An interview with the “Hit King,” part II
After an exciting exclusive opening interview with the “Hit King” Pete Rose we are now ready to dive into more exciting never before asked questions.
The rules for the interview – there were none. Here is the second interview in a four-part series.
Mark: Pete, you’ve already started giving us advice on younger people. What would you say to Justin Bieber or Miley Cyrus on what’s going on today?
Pete: Well, Justin Bieber when he first came out – my fiancé’s daughter went to meet him at breakfast one time and he was really a good kid. He was a delightful kid. I don’t know what’s happened to him the last three or four years. It just seems like, you can’t think he’s hanging with the wrong crowd because he makes so much money, he’s so talented. It just seems like right now he’s in that situation where he wants negative press. There are some people that think press is press whether it’s good, bad or indifferent. I don’t know how he feels, but it’s going to be interesting when he starts doing concerts again with all the trouble he’s had recently. Are fans going to buy his tickets?
Now, I remember Miley’s dad, Billy Ray Cyrus. I met him a long, long time ago. I think she was just a real little girl. Mark, when they go to Hollywood they start doing strange things, whether it’s tattoos or hair color or haircut. But she’s very, very popular. That Disney Channel makes a lot of stars out of a lot of kids. She’s another one that just became a big star. I’m not going to tell them how to run their life. I mean, if they were under my roof I would probably sit down and talk to them. But you know, they should be in good hands. There are always circumstances that you and I don’t know.
Mark: You are still loved here in Cincinnati and so many people look up to you but do you have any regrets?
Pete: In Cincinnati? The only regret I have in my life, the only regret is making the mistake I made when I gambled on baseball. If I could change anything in my life that’s the only thing I would change. I wouldn’t change the way I attacked the game of baseball. I grew up in a period of time when it was really fun growing up. The way I approached the game in the minor leagues, what I do today, I mean everything is hunky dory and I just, you know, I made a mistake. I made a mistake. Some people are willing to let me go on with my life and there’s going to be some people that are never going to let you go on with your life. But I’m just one of these guys, I live in America. I’m an American and I believe, and I could be wrong, but I believe that eventually, eventually you will get a second chance. It’s a shame that I took the wrong vice. Gambling is the wrong vice when you’re talking about baseball. All the vices are bad, okay, they’re all bad, but people get confused when I say this, but if I’d been into drugs they would have sent me to rehab and I would have been reinstated. If I’d have been into alcohol they would have sent me to rehab and I would have been reinstated. If I’d have been a spousal abuser they would have sent me to rehab and I’d probably been reinstated. But I took gambling and I know what happened in 1919 with the Red Sox and I know how ticklish they are about the world of gambling.

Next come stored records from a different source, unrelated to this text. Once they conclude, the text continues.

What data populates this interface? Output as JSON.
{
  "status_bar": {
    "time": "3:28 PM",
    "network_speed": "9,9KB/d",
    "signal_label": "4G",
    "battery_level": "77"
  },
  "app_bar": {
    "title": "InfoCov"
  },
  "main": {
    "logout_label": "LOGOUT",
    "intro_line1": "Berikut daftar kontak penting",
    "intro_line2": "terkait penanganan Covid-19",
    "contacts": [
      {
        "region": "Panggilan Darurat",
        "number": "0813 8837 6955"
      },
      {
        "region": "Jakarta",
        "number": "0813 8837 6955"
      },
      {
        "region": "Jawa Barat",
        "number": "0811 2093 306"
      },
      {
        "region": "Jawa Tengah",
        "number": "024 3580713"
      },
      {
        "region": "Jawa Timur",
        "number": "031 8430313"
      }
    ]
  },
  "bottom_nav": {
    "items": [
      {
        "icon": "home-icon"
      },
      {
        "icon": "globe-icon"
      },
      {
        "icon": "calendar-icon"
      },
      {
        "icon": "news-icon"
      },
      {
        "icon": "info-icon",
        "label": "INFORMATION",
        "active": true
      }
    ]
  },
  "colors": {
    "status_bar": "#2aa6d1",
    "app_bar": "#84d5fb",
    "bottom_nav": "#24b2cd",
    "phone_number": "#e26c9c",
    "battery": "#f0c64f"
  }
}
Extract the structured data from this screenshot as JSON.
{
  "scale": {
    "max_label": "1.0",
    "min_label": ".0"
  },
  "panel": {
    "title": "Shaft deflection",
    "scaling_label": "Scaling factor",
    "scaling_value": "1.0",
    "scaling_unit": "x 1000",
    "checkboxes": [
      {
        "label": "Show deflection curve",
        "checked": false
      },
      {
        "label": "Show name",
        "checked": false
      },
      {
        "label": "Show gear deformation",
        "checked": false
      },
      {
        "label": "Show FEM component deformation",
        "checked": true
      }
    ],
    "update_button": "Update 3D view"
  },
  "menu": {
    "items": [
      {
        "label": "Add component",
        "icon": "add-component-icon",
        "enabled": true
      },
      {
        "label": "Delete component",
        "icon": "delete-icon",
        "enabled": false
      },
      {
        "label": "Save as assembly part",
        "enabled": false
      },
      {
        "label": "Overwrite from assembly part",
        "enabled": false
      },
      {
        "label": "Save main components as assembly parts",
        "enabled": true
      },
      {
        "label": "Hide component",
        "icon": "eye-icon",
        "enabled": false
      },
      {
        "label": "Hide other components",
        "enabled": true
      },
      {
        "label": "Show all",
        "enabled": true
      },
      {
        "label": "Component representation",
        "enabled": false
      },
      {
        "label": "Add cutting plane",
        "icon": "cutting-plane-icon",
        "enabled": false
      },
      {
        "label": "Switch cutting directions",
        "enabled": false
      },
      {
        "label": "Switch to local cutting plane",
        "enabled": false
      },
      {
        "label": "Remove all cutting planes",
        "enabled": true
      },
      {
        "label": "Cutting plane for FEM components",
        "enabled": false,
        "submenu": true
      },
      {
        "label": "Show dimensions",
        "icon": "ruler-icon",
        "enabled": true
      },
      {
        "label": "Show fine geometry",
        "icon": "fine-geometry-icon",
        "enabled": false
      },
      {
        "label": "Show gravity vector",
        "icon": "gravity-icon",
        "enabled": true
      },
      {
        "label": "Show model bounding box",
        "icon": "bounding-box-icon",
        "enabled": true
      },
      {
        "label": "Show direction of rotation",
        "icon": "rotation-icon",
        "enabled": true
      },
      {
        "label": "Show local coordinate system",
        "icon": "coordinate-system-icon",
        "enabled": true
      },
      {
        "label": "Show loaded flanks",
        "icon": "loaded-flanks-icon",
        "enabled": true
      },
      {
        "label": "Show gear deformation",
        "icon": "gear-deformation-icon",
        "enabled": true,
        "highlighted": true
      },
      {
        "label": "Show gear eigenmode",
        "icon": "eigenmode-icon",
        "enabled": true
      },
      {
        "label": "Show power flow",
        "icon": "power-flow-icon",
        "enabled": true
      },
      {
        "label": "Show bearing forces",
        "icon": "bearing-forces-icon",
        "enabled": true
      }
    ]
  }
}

But all four of them are bad. Don’t do any of them. But I just chose, in my eyes, as far as baseball is concerned, the wrong one.
Mark: Fair enough. I was talking with famed Defense Attorney Bert Travis and he says what else do you have to do to say you’re sorry? Some people are just not going to accept our apology, are they?
Pete: That’s okay. You know, we’ve seen things in my lifetime. We saw Mr. Nixon say he was sorry and people forgot about it and gave him a second chance. Bill Clinton, you know, those are guys who run our country. There’s a lot of people that have been given second chances but you know, when I sit here and talk to you I’m trying to figure out why, what I did, why what I did hurt anybody that’s watching you and I talk. It hurt me. It hurt my family. It didn’t hurt you. It didn’t hurt the camera man. It didn’t hurt the producer. Am I right about that? I mean, I don’t know why people just can’t get over it. I mean, it was 1987 when I bet on baseball. 1987. How many years ago was that? It’s time to move on as far as I’m concerned. But like you said some people would tell you today I couldn’t hit. That I must have cheated to get all those hits. You know some people say Hank Aaron couldn’t hit. Well, what’s the sense in trying to change all of those people? They got it in their craw and it’s never going to come out of there so you just try to be a productive citizen and try to move on and try to help as many people as you possibly can.
Hey, I’m the best ambassador baseball has and they don’t even want me in the game because what do I do? Twenty days a month in Las Vegas, four and a half hours a day I sign autographs and talk positive about the game. As people know, baseball can be a tough game to defend today. There are a lot of things going on that people don’t like in the world of baseball. It’s very popular and the players are making a lot of money and that means the owners are making a lot of money. You can pick on baseball because of the drug situation and you can’t do that in football. You can’t do that in basketball. You can’t do that in hockey. So of the four major sports baseball still has a little bit of bad taste in a lot of people’s head as far as I’m concerned.
Mark Calitri is the President of the Clermont County Convention and Visitors Bureau. The CVB is online at visitclermontohio.com.